Here is actor Tony Curtis, who died this week at 85, with his then-wife, Janet Leigh, and our friend Barbara Rush. The three starred together in a crazy 1954 guilty pleasure called “The Black Shield of Falworth” that takes place in the 1400s. Tony and Barbara play a brother and sister who are living as peasants but are secretly of royal blood. Both of them fall in love with unsuitable partners and high drama ensues. Today the film is mostly forgotten except for its three claims to fame: it was Universal’s first film in widescreen Cinemascope, it was the first of six films to feature the happy newlyweds, Tony Curtis and Janet Leigh, and it supposedly provided the line that was used to make fun of Tony Curtis’s Bronx accent and acting ability for years to come: “Yonda lies da castle of my faddah!”
But there will be no making fun of Curtis’s acting chops here, and not just out of respect for his passing. I thought Tony Curtis was a brilliant actor (with the right material) and classed up every film he was in. I am especially grateful that I got to meet him last April at the Turner Classic Movie Festival that I was “covering” for General Motors. I actually walked the red carpet with Curtis on opening night. Here’s the photo I took of him. He was all over the festival, attending screenings and introducing two of his best films, “The Sweet Smell of Success” and “Some Like It Hot.” I must have seen the latter film several dozen times and yet I was still transfixed by Curtis’s brilliance in the triple role of Joe, Josephine, and the Shell Oil magnate. While the wonderful Jack Lemmon looked like a bad female impersonator as the lovable Daphne, Tony Curtis had such pretty movie star features back in the 50s that his Josephine was actually a knock-out!
Before the film last April, he told many funny stories about the making of “Some Like It Hot,” including his costume fittings with famed designer Orry-Kelly. The designer measured Curtis and Lemmon first and then Marilyn Monroe walked into the session, wearing only panties and a barely-buttoned white blouse. As Curtis remembered this image, he practically started hyperventilating. When Orry-Kelly was measuring Monroe and got to her bottom, he cracked, “Tony Curtis has a better ass than you, Marilyn.” Monroe then opened up her shirt and said, “Maybe, but he doesn’t have these.”

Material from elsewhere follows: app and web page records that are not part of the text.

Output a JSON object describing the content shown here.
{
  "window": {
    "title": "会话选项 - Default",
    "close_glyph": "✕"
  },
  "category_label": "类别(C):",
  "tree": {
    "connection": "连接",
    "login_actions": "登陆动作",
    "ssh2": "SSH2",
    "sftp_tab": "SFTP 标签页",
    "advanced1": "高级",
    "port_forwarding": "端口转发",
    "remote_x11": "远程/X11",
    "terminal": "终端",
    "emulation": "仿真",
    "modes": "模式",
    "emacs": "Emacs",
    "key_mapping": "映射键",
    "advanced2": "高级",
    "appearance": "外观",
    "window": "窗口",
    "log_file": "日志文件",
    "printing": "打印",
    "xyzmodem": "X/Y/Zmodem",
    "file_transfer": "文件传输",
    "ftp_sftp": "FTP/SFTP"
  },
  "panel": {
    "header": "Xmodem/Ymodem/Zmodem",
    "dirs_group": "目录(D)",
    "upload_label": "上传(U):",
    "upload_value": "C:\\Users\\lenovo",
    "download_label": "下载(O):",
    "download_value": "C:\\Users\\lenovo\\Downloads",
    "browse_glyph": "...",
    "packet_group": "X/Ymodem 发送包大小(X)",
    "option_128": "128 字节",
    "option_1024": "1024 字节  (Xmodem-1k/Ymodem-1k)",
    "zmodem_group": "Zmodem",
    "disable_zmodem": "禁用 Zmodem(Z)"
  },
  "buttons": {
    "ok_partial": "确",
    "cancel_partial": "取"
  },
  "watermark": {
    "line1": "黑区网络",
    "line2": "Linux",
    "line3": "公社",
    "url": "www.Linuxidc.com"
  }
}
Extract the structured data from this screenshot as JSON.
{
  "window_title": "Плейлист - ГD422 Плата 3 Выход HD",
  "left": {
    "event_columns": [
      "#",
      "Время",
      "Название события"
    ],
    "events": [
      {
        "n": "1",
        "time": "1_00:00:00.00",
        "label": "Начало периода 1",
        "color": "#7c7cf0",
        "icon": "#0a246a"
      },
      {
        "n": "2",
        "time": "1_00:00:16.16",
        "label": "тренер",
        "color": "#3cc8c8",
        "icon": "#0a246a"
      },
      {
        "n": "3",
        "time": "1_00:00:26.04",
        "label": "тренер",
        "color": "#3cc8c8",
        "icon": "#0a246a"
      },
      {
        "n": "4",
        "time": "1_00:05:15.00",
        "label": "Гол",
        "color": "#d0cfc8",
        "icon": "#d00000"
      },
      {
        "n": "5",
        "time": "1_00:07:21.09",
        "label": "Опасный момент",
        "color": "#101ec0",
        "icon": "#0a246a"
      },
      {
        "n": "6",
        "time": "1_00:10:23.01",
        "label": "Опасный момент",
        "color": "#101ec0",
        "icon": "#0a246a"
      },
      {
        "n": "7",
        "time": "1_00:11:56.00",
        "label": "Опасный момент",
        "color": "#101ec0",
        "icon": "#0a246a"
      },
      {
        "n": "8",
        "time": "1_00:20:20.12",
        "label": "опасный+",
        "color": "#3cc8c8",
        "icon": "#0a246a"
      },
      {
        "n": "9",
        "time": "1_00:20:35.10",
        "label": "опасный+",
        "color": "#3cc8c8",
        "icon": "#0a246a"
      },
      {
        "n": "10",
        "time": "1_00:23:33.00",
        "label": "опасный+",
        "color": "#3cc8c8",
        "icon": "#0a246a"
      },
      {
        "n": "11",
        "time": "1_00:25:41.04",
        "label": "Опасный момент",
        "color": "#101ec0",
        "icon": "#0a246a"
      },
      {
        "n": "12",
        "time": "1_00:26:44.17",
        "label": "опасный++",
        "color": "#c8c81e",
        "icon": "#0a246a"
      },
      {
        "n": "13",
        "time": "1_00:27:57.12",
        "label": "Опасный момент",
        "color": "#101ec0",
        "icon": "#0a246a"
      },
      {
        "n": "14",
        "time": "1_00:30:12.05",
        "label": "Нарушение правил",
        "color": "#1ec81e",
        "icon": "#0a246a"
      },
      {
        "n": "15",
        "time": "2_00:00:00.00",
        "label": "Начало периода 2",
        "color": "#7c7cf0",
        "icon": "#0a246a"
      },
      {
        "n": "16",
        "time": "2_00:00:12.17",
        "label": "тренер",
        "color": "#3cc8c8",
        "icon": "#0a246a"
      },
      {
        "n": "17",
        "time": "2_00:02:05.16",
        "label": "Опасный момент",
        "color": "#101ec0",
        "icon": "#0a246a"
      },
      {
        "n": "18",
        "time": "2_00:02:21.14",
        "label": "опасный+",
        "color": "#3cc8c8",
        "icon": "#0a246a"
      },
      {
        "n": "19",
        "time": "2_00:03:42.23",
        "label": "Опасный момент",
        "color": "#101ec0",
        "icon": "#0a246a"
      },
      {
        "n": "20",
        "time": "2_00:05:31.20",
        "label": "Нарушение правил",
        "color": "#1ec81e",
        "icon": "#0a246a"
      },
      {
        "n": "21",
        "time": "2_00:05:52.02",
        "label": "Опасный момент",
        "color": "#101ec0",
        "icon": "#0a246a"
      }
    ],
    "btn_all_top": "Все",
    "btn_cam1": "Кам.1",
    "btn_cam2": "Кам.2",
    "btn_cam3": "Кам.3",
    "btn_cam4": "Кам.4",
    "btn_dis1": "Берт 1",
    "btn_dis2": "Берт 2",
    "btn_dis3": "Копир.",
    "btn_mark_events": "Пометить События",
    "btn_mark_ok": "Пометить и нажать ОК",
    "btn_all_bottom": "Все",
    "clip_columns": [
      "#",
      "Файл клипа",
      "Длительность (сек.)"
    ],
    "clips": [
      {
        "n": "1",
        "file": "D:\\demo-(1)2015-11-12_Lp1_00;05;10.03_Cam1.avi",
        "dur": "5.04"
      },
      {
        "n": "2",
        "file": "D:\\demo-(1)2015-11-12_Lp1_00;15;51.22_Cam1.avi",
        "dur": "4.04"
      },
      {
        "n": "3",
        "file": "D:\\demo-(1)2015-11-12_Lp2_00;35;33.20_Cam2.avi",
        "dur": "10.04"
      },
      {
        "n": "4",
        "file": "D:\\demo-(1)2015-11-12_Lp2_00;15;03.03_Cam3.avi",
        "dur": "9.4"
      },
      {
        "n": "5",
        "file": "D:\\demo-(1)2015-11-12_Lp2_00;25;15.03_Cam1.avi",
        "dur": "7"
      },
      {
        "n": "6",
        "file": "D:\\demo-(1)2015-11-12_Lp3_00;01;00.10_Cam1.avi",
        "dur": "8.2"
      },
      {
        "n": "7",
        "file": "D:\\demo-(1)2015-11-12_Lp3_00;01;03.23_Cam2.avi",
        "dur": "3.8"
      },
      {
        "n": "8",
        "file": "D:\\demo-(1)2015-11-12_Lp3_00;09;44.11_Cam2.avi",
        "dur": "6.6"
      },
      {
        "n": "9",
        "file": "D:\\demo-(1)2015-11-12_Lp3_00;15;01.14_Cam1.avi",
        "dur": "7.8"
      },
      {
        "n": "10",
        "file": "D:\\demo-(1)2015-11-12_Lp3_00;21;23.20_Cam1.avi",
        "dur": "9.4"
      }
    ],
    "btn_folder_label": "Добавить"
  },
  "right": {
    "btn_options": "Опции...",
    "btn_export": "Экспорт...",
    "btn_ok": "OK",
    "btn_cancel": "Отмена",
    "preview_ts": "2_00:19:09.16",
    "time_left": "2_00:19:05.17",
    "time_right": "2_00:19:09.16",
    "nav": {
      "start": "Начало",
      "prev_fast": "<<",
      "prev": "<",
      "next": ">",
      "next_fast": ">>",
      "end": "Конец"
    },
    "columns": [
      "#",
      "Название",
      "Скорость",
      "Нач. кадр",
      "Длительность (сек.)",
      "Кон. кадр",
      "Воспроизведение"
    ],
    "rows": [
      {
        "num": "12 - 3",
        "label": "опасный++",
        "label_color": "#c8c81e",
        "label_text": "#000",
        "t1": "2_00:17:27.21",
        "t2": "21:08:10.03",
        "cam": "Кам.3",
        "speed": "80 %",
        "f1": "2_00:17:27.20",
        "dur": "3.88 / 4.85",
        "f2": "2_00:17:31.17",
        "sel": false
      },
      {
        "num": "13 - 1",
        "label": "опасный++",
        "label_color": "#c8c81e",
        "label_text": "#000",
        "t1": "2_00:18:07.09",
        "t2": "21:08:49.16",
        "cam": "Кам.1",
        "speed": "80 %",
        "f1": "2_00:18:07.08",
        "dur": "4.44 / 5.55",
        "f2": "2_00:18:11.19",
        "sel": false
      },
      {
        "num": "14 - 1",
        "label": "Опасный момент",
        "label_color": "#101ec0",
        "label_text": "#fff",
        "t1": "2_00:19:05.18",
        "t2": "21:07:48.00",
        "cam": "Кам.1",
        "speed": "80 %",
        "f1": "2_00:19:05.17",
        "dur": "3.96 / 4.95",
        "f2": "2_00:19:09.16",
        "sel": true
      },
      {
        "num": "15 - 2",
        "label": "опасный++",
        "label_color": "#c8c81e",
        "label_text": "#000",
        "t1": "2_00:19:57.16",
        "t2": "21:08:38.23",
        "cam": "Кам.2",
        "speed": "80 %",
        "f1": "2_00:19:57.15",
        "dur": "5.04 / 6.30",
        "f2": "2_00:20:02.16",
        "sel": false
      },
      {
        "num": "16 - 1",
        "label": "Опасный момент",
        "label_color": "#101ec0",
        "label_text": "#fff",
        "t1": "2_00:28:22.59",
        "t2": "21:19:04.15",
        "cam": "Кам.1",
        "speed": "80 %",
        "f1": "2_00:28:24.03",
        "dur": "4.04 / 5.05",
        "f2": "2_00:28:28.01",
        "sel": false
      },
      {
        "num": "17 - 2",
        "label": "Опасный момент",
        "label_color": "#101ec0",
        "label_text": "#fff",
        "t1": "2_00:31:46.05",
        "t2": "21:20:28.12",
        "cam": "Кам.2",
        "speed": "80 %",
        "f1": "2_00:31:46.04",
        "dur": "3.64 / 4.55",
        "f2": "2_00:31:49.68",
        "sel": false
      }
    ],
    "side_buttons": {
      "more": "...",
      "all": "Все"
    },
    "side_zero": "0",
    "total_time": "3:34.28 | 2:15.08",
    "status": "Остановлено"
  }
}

Curtis was full of ribald stories that night, and, at 84, was still hitting on anything that moved, even though his sixth wife was at his side. He talked about shooting the kissing scene with Marilyn on the yacht. Things got so hot and heavy that Marilyn asked him if he had an erection. “No, honey,” he replied, “but I can get one for you if you like.” The two had an affair ten years earlier when both were just starting out and it wasn’t so hard to pick up where they left off. Like his contemporary Eddie Fisher, who died just a few weeks ago, Curtis was a major womanizer. Both married America's sweethearts (Janet Leigh and Debbie Reynolds) and both had talented, intelligent daughters (Jamie Lee Curtis and Carrie Fisher) from whom they were sometimes estranged (but not at the end, happily).
Tony Curtis left an amazing body of work. I was talking to my brother earlier and we both admitted that as kids our favorite was his portrayal of the flamboyant “Houdini.” And, or course, the actor was immortalized as Stony Curtis on what is probably my favorite episode of “The Flintstones.” My friend Helena, who is a member of the Academy, had been trying to get that group to host a reunion screening of “The Vikings,” the film that cast two Jews as its Viking leads, Bernie Schwartz (Tony Curtis) and Issur Demsky (Kirk Douglas)! I also enjoyed Curtis in "The Defiant Ones" (for which he was nominated for an Academy Award and fought to get Sydney Poitier proper screen credit), "Operation Petticoat," "Spartacus" (oy, that scene when Curtis is bathing his master Laurence Olivier!), "The Great Impostor," "Sex and the Single Girl," and many others.
Ironically, at the very moment Tony Curtis was leaving this mortal coil, we were with Barbara Rush who was being honored at the American Cinematheque in Santa Monica. They showed two of her films and she spoke in a delightful Q&A between the films. Barbara talked about her many co-stars, from Curtis to Paul Newman, Marlon Brando, James Mason, Frank Sinatra, and many others. She was good friends with Tony and Janet Leigh back in the day, and although she didn’t yet know about Curtis’s passing, remarked about how hard it is to lose so many friends at her age. (The audience gasped when Barbara said she was about to turn 84—she looks decades younger than that.)
Barbara introduced my mother-in-law Betsy in the audience. She starred in the successful play version of Betsy’s novel, “A Woman of Independent Means” and toured with it for years, and she also had a great run with Kendall’s dad’s play “Father’s Day.” If you promise not to call DCFS, I’ll tell you that Charlie enjoyed his first double feature (until midnight!), but why wouldn’t he—Barbara Rush is his favorite actress! Now I can’t wait to introduce him to the films of Tony Curtis!